“We could do that,” he said, with the instant decisiveness of a hunter. And so we did.” (from Wikipedia).

With Inuit art now a mainstream form, Walker’s auctions can reveal which artists are destined for greatness.

As auctions wind down to their last few dozen items, torpor sets in. You just want to get home and count your profits and losses. Yet there was one last uptick at Walker’s event when a handful of Greenland pieces from

Tupilak Eating a Human by Greeland artist Kulusuk. Courtesy of Walkers.

Tupilak Eating a Human by Greeland artist Kulusuk. Courtesy of Walkers.

the Lorne Balshine Collection (he of Vancouver Airport fame) started popping. Most were forms of Tupilak (a mythical shaman or witch) and showed a completely different style of Arctic design that had as much an African and South American look as any other.

They were playful and many sold over pre-sale estimates.
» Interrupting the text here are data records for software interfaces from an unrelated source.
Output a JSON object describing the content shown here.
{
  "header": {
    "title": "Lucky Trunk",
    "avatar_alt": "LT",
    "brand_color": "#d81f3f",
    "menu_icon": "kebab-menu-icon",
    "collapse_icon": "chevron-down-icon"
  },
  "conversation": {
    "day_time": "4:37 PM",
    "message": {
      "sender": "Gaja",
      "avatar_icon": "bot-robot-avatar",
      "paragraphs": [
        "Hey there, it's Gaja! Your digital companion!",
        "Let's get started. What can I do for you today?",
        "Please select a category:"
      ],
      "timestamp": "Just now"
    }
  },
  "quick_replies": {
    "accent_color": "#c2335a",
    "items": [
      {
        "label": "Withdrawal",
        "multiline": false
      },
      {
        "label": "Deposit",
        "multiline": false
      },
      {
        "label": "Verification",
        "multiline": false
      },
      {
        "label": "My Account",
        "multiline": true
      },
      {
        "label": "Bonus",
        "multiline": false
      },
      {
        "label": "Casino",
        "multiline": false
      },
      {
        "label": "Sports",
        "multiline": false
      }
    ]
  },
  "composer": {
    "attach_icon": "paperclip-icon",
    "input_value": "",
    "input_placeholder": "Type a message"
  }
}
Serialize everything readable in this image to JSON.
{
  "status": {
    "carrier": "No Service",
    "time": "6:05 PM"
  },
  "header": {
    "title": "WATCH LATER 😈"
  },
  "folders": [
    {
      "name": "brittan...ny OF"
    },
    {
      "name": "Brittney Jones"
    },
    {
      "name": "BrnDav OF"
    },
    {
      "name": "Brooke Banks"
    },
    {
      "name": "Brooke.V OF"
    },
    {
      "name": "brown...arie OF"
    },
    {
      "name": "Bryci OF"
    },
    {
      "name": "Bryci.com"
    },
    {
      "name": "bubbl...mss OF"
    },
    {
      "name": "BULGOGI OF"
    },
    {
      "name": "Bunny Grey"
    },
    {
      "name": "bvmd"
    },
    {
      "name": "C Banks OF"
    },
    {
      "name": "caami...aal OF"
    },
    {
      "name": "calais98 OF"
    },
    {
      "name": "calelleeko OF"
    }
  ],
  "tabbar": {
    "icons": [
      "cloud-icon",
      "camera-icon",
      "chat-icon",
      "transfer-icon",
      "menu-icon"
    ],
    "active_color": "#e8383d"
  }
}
Both Walker and Hessel hope this signals a broadening of acceptance by collectors and investors about what the 21st Century value of northern art should be. Contemporary Inuit artists have yet to tickle buyers’ wallets, a continuing disappointment for both artistic and commercial players.

But as Inuit art’s Mount Olympus becomes more potent, this condition is bound to change.

5 Comments »

  • Von Allan said:

    Y’know, all this makes me think of is Ian Welsh’s comment about inflation:

    http://www.ianwelsh.net/yes-virginia-all-that-money-printing-did-show-up-as-inflation/

    As well as this comment
    on that thread, too.

    “Both Walker and Hessel hope this signals a broadening of acceptance by collectors and investors about what the 21st Century value of northern art should be…But as Inuit art’s Mount Olympus becomes more potent, this condition is bound to change.”

    Uh-huh.

  • MLevin (author) said:

    My dear Von, you sound positively un-capitalistic. Welcome to the cynicism of creeping old age. It finally ends when you don’t give a crap anymore.

  • Von Allan said:

    If only it was old age! My cynicism is young* and hot. And my rage knows no bounds…well, ’til the booze kicks in, I suppose. 🙂

    * Ok, ok. Not so much, but whatever!

  • MLevin (author) said:

    I agree. It seems like it’s the only way to deal with INGSOC.

  • Von Allan said:

    Orwell is in the air, eh? Sounds about right. He damn well should be.

    Speaking of money bubbling up in the arts and collectibles, this just happened: https://sports.yahoo.com/news/mickey-mantle-topps-card-joins-exclusive-million-dollar-club-005556440.html

Leave your response!

Add your comment below, or trackback from your own site. You can also subscribe to these comments via RSS.

Be nice. Keep it clean. Stay on topic. No spam.

You can use these tags:
<a href="" title=""> <abbr title=""> <acronym title=""> <b> <blockquote cite=""> <cite> <code> <del datetime=""> <em> <i> <q cite=""> <s> <strike> <strong>

This is a Gravatar-enabled weblog. To get your own globally-recognized-avatar, please register at Gravatar.